GIVEN RECORDS:

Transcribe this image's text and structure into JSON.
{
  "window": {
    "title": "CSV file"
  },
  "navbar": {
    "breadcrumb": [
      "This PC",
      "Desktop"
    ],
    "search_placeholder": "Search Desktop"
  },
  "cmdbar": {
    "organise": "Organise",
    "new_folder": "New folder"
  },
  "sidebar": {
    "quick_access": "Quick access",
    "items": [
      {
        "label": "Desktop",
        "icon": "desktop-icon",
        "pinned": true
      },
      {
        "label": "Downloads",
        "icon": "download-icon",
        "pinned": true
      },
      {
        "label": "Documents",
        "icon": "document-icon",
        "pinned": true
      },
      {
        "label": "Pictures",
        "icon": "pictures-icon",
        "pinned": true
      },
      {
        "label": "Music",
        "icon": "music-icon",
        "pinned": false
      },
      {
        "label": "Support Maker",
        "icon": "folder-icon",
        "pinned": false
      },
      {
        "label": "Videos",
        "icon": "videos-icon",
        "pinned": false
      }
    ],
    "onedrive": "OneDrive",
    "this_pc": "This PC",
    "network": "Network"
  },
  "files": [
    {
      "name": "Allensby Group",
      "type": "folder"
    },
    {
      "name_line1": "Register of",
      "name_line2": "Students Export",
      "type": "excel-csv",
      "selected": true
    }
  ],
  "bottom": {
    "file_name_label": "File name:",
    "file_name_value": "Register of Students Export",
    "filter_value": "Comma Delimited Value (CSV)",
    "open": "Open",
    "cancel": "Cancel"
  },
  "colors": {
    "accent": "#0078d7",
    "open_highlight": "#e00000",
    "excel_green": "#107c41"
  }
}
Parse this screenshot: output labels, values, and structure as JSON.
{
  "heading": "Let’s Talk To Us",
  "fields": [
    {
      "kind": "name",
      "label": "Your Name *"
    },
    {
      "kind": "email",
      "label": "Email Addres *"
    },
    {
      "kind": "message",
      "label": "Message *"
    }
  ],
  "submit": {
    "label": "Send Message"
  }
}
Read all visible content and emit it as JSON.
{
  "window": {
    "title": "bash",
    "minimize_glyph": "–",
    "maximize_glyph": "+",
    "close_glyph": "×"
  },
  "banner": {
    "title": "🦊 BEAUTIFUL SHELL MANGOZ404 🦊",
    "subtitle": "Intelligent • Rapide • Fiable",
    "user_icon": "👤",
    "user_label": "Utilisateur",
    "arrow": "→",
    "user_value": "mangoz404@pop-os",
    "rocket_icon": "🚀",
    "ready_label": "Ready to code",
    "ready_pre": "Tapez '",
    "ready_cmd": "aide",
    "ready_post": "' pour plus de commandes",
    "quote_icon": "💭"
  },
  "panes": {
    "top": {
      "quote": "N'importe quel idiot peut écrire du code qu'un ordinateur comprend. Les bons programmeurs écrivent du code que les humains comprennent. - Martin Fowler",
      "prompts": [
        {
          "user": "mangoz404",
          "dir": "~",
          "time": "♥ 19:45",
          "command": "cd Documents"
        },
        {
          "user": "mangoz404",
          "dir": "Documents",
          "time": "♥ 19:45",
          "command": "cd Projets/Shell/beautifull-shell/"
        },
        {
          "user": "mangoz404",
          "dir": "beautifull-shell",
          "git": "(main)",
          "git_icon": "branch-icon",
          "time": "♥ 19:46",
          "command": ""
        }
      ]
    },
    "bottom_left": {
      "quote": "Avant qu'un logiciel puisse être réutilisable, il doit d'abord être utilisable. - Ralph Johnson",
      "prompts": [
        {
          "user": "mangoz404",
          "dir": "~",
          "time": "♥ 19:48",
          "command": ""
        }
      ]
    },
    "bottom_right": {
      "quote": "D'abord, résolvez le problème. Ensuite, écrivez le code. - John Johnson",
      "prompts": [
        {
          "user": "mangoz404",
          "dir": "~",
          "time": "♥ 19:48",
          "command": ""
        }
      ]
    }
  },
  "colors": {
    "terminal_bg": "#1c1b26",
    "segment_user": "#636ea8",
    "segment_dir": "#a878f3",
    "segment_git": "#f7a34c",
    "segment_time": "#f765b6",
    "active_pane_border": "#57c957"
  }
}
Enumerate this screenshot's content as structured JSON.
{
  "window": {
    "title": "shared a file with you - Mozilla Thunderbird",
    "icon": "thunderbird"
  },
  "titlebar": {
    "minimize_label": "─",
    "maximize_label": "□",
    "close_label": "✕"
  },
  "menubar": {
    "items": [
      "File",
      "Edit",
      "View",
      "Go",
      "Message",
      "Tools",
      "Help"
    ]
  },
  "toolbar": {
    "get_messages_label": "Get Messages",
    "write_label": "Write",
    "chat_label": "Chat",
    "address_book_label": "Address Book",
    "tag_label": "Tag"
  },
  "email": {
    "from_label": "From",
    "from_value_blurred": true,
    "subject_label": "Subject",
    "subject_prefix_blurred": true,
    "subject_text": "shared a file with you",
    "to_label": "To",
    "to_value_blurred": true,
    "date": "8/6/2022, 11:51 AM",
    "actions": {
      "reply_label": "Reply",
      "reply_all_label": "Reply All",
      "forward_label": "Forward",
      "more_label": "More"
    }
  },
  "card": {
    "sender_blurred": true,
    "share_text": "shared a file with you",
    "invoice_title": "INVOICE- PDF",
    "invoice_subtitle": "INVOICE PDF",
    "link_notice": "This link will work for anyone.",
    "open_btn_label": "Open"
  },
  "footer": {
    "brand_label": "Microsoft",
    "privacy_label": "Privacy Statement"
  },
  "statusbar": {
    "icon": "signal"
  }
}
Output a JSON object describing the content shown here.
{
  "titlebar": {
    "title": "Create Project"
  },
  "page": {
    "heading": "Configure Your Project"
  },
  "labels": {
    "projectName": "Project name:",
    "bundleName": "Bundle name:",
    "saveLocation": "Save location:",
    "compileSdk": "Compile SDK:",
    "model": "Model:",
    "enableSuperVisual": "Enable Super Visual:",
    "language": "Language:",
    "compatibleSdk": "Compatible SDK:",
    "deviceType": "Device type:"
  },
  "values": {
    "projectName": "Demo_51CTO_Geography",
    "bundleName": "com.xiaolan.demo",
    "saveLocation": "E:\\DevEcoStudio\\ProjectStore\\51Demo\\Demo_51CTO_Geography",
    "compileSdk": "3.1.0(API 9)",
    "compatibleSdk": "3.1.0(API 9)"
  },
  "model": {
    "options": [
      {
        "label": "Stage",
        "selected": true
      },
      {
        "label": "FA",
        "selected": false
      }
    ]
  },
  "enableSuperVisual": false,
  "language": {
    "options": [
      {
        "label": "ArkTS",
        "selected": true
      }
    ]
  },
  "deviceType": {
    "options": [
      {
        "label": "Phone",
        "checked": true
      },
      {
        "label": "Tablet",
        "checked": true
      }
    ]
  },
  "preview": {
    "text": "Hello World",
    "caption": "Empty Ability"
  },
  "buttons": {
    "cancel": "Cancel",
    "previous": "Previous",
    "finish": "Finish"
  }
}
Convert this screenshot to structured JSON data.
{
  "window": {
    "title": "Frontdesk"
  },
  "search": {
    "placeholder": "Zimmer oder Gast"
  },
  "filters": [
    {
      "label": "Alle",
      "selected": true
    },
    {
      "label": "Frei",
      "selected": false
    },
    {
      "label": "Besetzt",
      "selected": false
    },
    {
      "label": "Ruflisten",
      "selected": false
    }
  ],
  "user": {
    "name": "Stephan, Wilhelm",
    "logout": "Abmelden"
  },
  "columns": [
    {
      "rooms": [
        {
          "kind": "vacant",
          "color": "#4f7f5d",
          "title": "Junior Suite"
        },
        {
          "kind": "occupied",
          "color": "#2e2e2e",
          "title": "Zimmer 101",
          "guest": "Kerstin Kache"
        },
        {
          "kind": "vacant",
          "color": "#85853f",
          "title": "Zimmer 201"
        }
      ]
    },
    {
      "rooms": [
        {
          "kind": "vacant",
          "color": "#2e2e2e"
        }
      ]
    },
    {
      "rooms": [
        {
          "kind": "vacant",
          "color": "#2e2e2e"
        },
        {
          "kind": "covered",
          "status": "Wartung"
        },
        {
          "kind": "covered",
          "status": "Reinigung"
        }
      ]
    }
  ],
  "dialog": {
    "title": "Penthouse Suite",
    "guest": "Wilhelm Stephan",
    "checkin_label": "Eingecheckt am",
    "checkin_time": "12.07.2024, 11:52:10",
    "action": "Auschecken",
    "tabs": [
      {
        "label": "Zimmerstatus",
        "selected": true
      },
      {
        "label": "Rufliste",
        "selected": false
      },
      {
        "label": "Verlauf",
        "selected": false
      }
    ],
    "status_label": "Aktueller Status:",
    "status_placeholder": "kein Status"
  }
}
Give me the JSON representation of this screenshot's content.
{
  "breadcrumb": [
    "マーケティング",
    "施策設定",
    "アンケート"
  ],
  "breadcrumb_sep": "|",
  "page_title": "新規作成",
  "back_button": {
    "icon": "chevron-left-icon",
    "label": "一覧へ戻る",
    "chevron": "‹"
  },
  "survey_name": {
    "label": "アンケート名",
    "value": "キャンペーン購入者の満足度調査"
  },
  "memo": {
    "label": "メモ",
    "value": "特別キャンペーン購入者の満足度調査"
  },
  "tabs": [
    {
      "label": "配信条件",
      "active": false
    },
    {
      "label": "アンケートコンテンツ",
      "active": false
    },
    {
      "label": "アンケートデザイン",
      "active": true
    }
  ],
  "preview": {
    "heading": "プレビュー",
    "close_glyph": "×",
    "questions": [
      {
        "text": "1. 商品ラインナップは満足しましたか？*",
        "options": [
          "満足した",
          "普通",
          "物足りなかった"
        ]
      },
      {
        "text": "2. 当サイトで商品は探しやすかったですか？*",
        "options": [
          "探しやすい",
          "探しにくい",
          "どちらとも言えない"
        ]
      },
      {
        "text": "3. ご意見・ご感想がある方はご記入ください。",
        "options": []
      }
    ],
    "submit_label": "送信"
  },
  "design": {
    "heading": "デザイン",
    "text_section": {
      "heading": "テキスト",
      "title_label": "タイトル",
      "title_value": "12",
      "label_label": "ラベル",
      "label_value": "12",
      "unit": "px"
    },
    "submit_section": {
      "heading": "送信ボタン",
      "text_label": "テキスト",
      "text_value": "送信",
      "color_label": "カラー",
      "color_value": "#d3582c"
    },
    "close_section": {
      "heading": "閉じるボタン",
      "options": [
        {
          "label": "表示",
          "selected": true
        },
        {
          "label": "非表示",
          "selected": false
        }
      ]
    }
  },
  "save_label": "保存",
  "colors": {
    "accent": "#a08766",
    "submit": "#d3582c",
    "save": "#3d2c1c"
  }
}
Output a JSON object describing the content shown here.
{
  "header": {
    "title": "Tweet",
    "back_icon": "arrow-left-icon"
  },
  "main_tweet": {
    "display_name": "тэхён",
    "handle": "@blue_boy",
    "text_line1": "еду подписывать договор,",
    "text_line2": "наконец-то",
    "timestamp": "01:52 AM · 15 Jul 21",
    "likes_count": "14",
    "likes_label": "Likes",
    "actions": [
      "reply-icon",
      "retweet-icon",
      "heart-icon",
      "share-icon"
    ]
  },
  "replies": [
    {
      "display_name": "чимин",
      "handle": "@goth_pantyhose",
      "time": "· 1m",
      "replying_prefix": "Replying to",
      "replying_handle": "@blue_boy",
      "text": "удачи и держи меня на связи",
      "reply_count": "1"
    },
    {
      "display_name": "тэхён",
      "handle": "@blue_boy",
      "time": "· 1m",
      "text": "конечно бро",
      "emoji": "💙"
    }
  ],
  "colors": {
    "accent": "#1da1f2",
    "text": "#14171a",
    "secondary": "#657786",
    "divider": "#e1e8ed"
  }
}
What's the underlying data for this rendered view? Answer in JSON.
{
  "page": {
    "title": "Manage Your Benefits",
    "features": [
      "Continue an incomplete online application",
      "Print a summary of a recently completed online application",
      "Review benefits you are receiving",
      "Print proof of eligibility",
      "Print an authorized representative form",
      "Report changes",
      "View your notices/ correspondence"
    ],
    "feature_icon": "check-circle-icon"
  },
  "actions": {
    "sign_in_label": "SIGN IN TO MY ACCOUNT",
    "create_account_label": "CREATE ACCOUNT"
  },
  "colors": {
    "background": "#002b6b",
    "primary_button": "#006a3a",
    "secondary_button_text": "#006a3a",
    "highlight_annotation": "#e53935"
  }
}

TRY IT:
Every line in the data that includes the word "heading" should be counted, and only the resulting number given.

YOUR RESPONSE:
7